Dataset records below:

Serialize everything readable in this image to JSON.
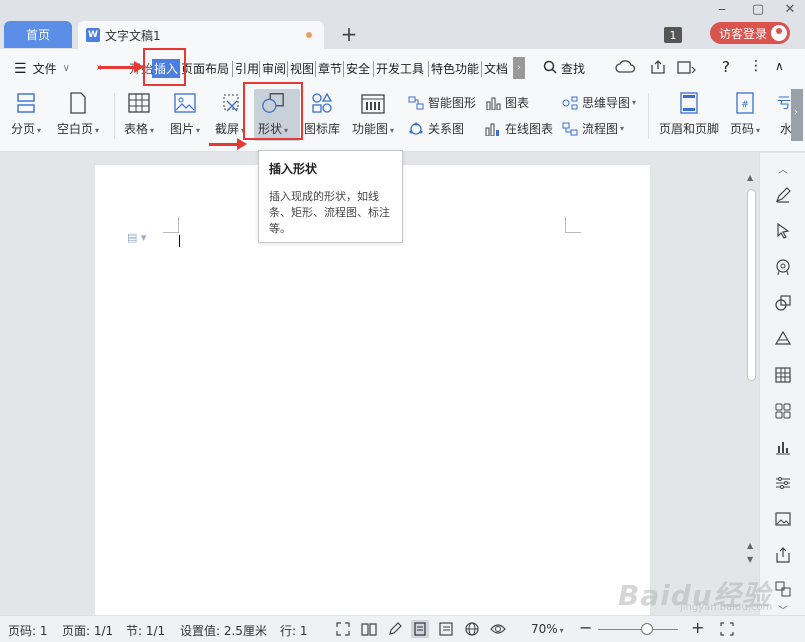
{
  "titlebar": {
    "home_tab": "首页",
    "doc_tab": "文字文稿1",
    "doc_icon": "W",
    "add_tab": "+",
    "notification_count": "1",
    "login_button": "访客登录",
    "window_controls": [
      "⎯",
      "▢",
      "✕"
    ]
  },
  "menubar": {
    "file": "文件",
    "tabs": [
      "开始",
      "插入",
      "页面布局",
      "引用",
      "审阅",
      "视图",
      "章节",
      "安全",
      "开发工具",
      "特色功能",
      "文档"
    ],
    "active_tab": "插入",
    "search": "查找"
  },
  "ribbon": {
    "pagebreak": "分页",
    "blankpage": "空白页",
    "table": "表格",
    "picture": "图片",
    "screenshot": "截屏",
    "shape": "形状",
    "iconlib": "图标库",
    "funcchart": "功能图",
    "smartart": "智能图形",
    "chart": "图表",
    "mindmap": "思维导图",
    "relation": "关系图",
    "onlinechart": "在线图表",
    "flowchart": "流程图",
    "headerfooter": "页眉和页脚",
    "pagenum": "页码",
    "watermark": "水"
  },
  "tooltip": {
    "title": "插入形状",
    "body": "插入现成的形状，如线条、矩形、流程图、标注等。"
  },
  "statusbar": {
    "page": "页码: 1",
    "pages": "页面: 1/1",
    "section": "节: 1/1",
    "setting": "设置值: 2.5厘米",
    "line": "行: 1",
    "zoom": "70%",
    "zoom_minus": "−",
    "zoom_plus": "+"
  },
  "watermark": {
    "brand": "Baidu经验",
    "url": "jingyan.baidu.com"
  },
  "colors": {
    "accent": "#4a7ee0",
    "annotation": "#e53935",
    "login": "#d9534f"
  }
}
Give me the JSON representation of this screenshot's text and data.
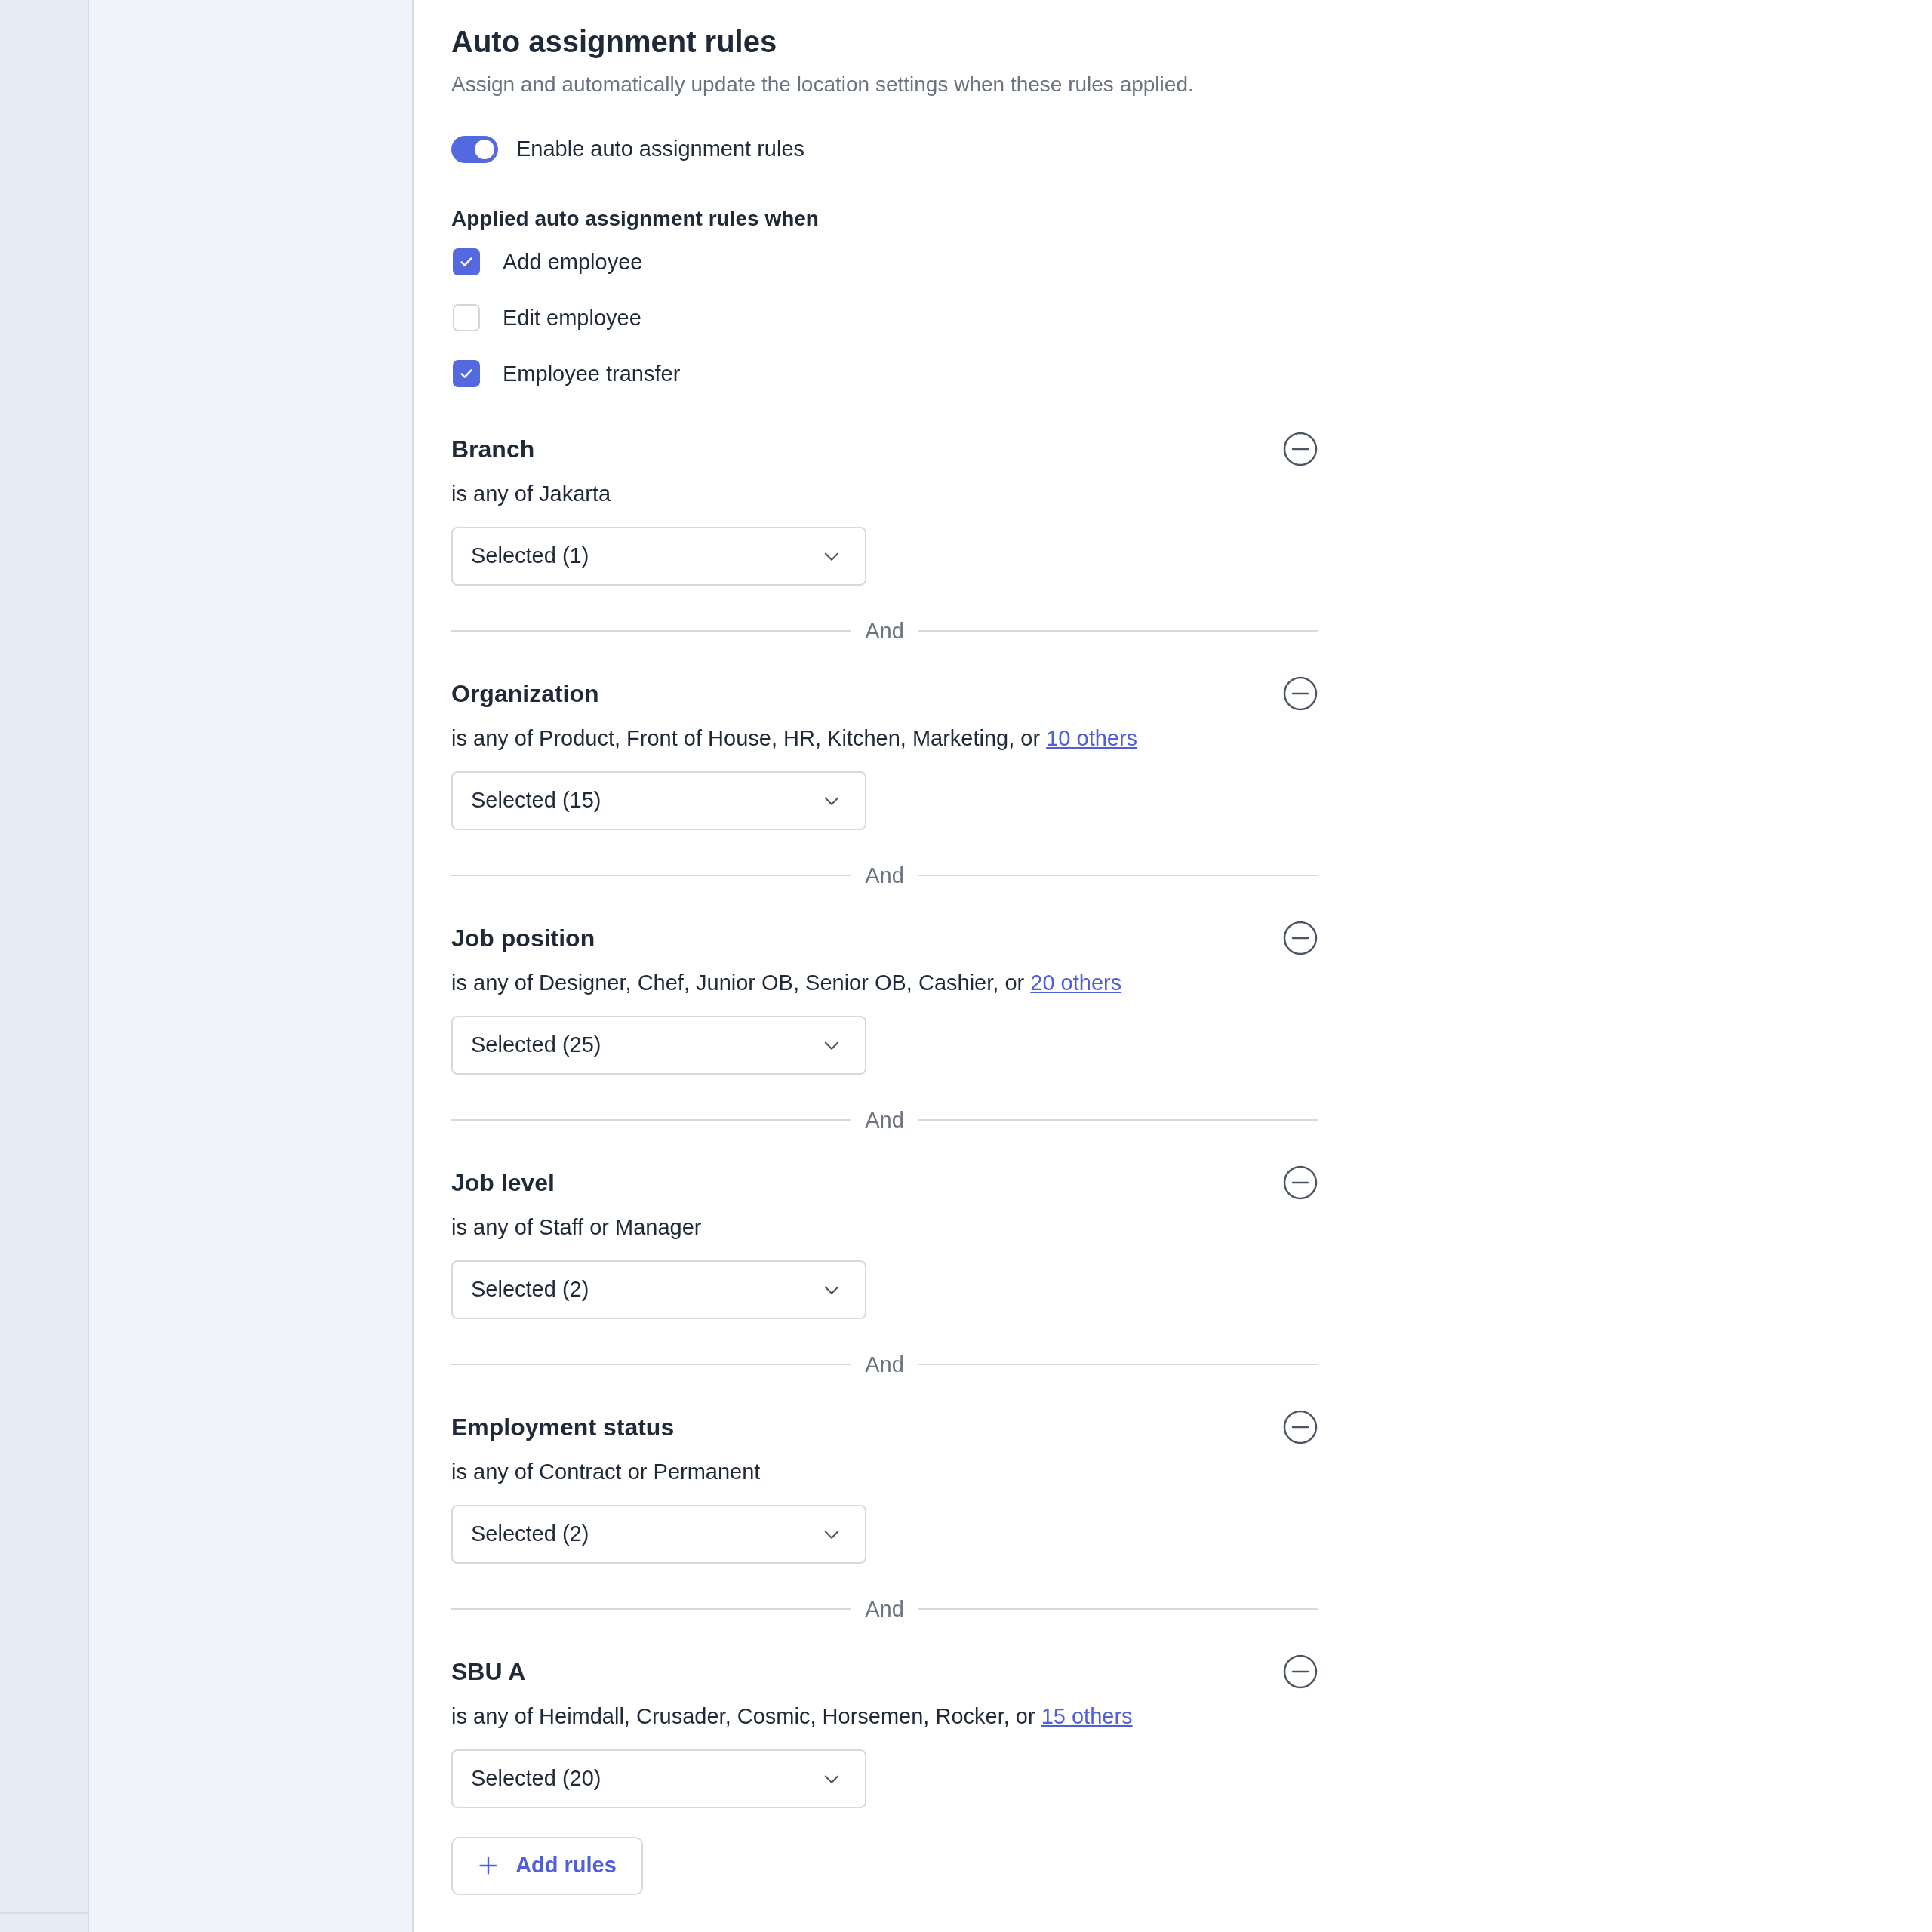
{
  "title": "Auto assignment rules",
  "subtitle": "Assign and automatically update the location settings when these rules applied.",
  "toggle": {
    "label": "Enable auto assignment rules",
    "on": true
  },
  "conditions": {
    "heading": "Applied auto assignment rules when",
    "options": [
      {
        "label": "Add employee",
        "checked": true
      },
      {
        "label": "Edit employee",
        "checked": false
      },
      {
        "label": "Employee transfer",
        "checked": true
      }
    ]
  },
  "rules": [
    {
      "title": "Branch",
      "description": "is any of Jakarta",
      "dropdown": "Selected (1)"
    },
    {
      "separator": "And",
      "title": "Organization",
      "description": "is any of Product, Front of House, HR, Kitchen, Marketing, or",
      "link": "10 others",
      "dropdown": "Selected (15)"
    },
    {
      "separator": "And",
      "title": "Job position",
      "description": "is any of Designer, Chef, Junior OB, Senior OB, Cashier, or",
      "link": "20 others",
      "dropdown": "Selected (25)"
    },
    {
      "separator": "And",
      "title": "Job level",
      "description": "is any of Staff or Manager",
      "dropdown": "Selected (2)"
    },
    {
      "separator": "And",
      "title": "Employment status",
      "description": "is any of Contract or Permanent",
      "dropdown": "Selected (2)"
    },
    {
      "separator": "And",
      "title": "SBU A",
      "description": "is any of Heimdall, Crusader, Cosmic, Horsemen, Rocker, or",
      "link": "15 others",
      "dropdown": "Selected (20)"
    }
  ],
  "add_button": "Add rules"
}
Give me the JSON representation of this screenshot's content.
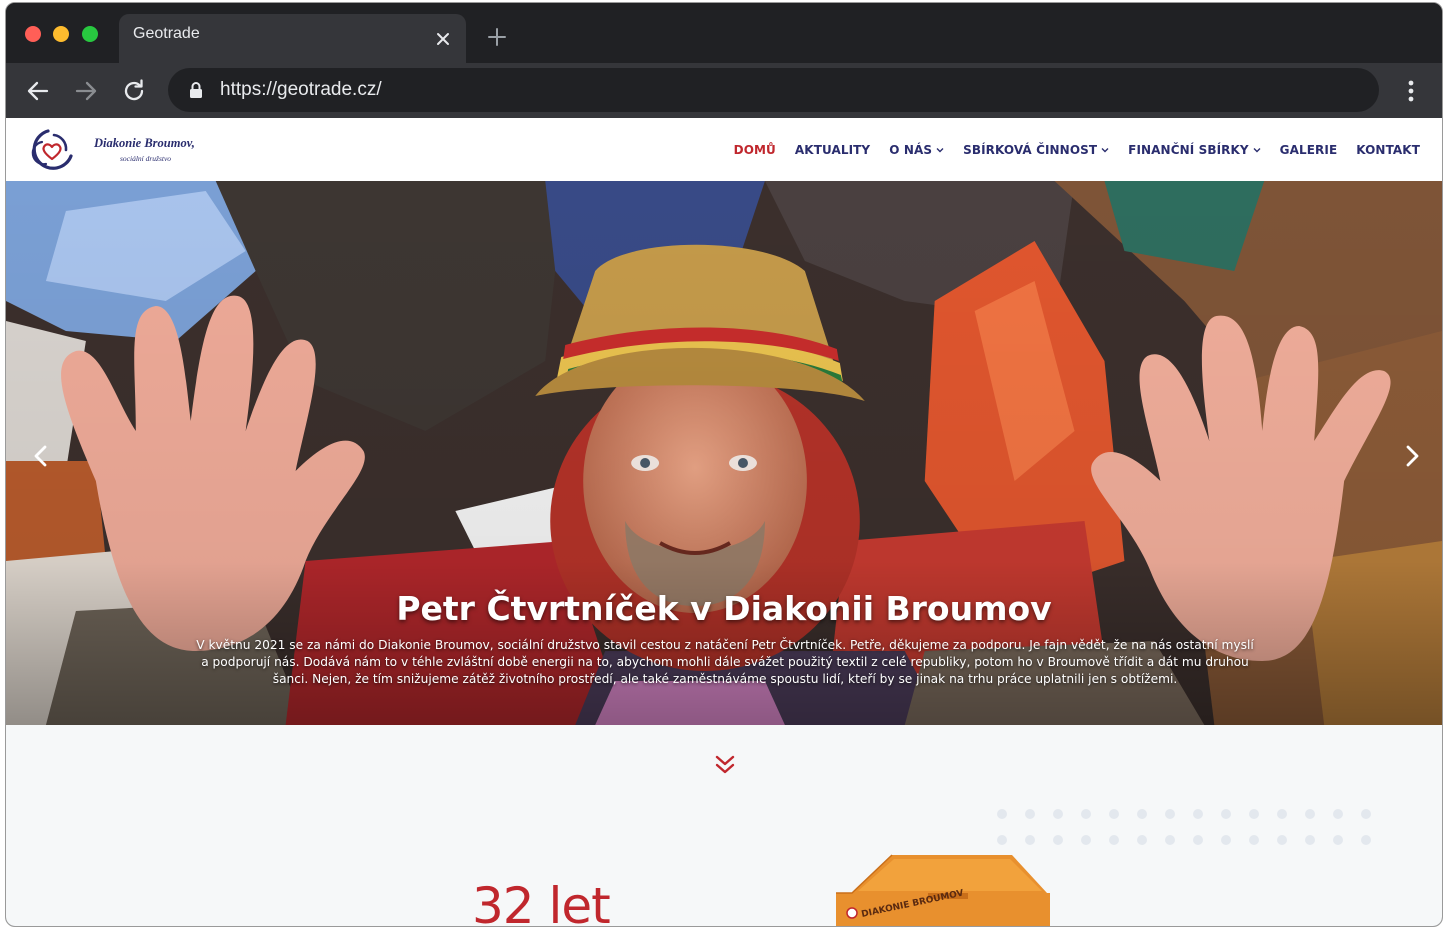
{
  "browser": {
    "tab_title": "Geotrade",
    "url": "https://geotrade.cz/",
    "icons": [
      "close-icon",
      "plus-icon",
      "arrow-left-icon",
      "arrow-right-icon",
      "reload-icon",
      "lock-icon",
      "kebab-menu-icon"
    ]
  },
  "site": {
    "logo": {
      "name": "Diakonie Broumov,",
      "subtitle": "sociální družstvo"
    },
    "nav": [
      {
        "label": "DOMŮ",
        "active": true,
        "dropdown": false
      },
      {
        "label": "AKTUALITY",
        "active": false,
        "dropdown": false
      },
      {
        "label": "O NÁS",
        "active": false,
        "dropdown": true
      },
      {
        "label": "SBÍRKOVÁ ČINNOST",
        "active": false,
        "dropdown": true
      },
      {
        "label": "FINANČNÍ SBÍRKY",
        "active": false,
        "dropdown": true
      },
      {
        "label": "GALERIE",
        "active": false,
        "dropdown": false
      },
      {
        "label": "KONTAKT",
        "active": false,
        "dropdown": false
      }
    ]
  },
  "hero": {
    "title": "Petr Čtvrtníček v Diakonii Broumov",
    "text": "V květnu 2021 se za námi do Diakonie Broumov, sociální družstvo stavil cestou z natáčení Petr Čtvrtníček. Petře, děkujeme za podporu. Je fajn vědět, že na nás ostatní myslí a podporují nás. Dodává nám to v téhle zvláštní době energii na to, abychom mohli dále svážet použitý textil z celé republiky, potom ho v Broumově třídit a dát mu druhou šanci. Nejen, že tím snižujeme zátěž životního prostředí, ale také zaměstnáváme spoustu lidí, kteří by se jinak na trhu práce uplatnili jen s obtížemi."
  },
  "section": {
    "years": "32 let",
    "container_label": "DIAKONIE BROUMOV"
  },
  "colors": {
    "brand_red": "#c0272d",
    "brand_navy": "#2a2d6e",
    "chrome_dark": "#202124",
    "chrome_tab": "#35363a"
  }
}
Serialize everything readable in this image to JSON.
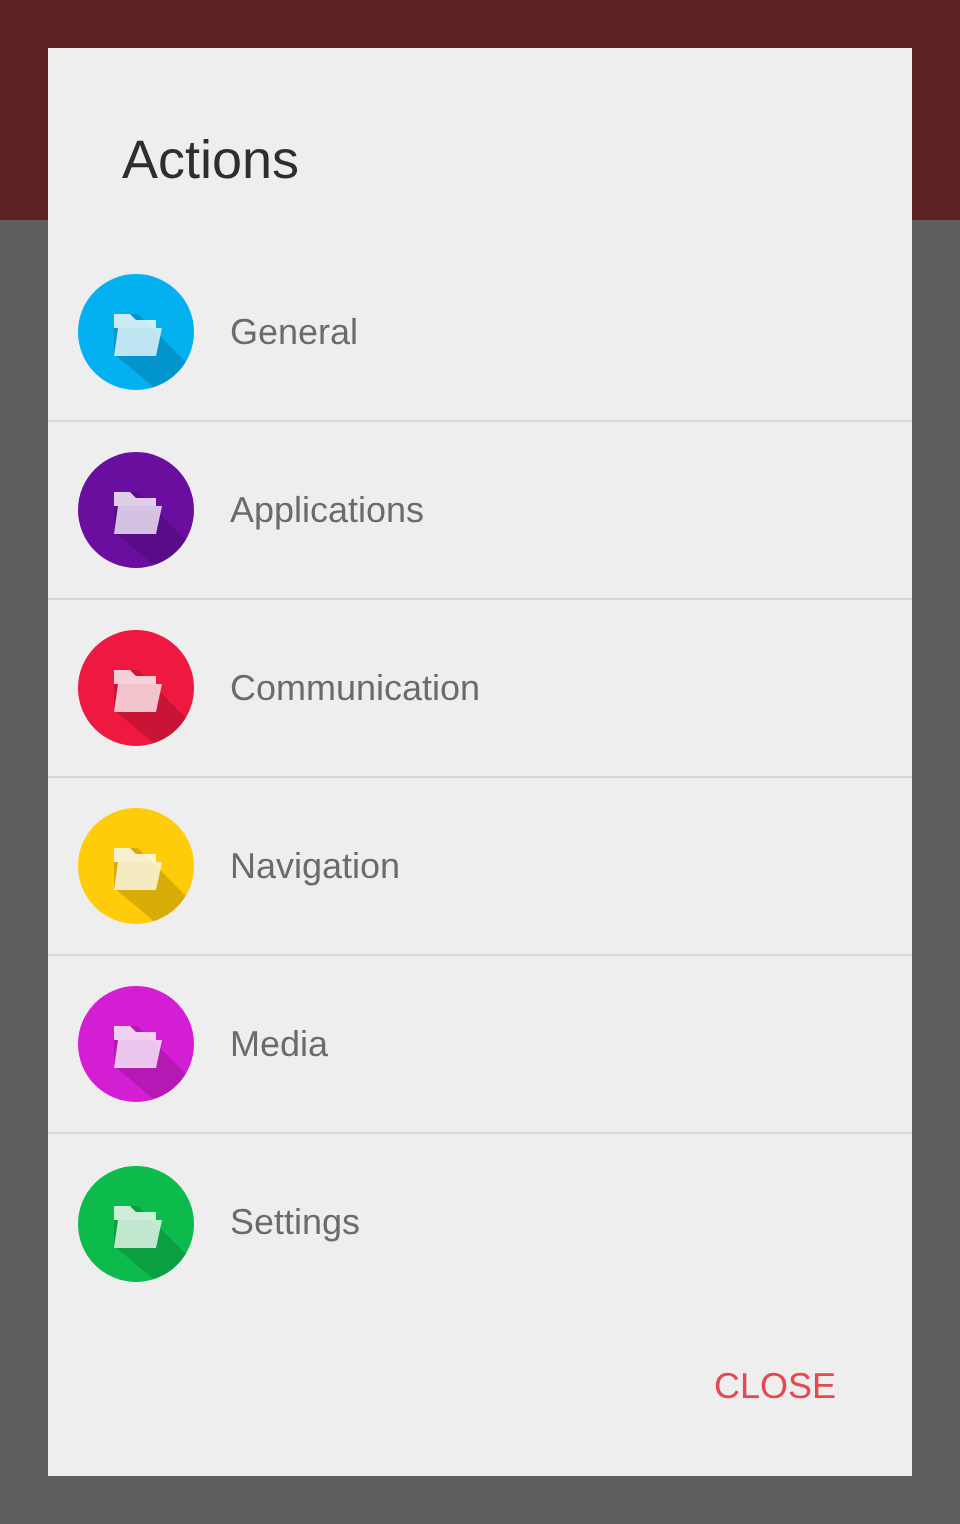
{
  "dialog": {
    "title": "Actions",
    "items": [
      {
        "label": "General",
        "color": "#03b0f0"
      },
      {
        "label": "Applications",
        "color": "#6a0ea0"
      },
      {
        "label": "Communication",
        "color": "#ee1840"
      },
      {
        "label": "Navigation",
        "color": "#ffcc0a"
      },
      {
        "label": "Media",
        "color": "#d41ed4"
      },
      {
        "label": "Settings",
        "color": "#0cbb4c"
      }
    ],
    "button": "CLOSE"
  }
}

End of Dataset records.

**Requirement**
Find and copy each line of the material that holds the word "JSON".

**Exercise solution**
Serialize everything readable in this image to JSON.
Give me the JSON representation of this screenshot's text and data.
Give me the JSON representation of this screenshot's content.
Serialize everything readable in this image to JSON.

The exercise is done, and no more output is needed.